That led Casolaro to Martinsburg, where he expected to meet a source who had evidence of computer-hardware thefts from a major defense contracting firm. Then Casolaro was found in the bathtub with his wrists slashed. There was a suicide note, written in handwriting Casolaro's sister identified as Casolaro's own: "To those whom I love the most, please forgive me for the worst possible thing I could have done," the note read. "I'm sure God will let me in." State officials said Casolaro's death was "not inconsistent with suicide," and the FBI, after reviewing the autopsy, said it had no interest in investigating further. Protests from the family-and questions from reporters-forced state officials to dig deeper. Last week investigators suggested that his financial problems might have made Danny despondent: he had taken out a loan on his home in suburban Virginia and borrowed from a relative as well. The evidence, though inconclusive, pointed to suicide.

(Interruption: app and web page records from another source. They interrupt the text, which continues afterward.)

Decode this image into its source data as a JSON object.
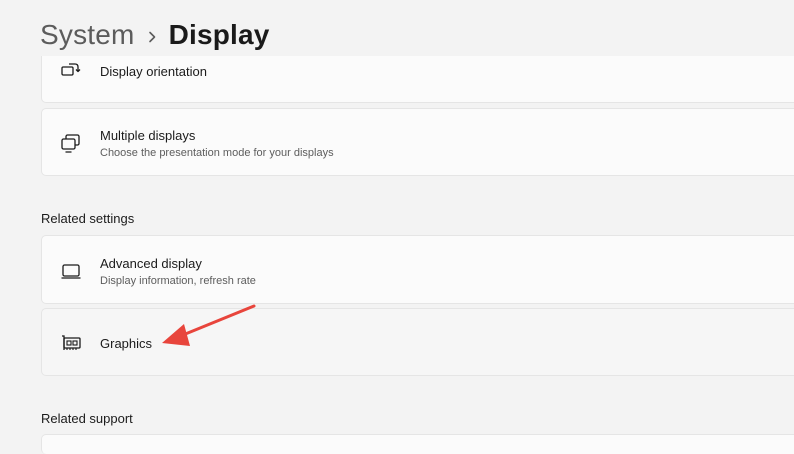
{
  "breadcrumb": {
    "parent": "System",
    "separator_icon": "chevron-right-icon",
    "current": "Display"
  },
  "cards": {
    "display_orientation": {
      "title": "Display orientation",
      "icon": "display-orientation-icon"
    },
    "multiple_displays": {
      "title": "Multiple displays",
      "description": "Choose the presentation mode for your displays",
      "icon": "multiple-displays-icon"
    },
    "advanced_display": {
      "title": "Advanced display",
      "description": "Display information, refresh rate",
      "icon": "monitor-icon"
    },
    "graphics": {
      "title": "Graphics",
      "icon": "graphics-card-icon"
    }
  },
  "sections": {
    "related_settings": "Related settings",
    "related_support": "Related support"
  },
  "colors": {
    "background": "#f3f3f3",
    "card": "#fbfbfb",
    "annotation_arrow": "#e8453c"
  }
}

But the doubts persist. Last week former U.S. attorney general Elliot Richardson, who is representing Inslaw in its case against the government, called for the appointment of a special prosecutor to investigate the company's lawsuit against the Justice Department and, now, Casolaro's death. "It's hard to come up with any reason for [Casolaro's] death other than that he was deliberately murdered because he was so close to uncovering sinister elements in what he called 'the Octopus'," Richardson told The Boston Globe. In Washington, meanwhile, the House Judiciary Committee is headed for a showdown with the Justice Department on the Inslaw case. In late July, after Justice officials said several key files were missing, committee chairman Jack Brooks of Texas issued a subpoena for all departmental records on the dispute. At this point, no one really knows where the congressional investigation may lead.

A Victim Of 'The Octopus'? | News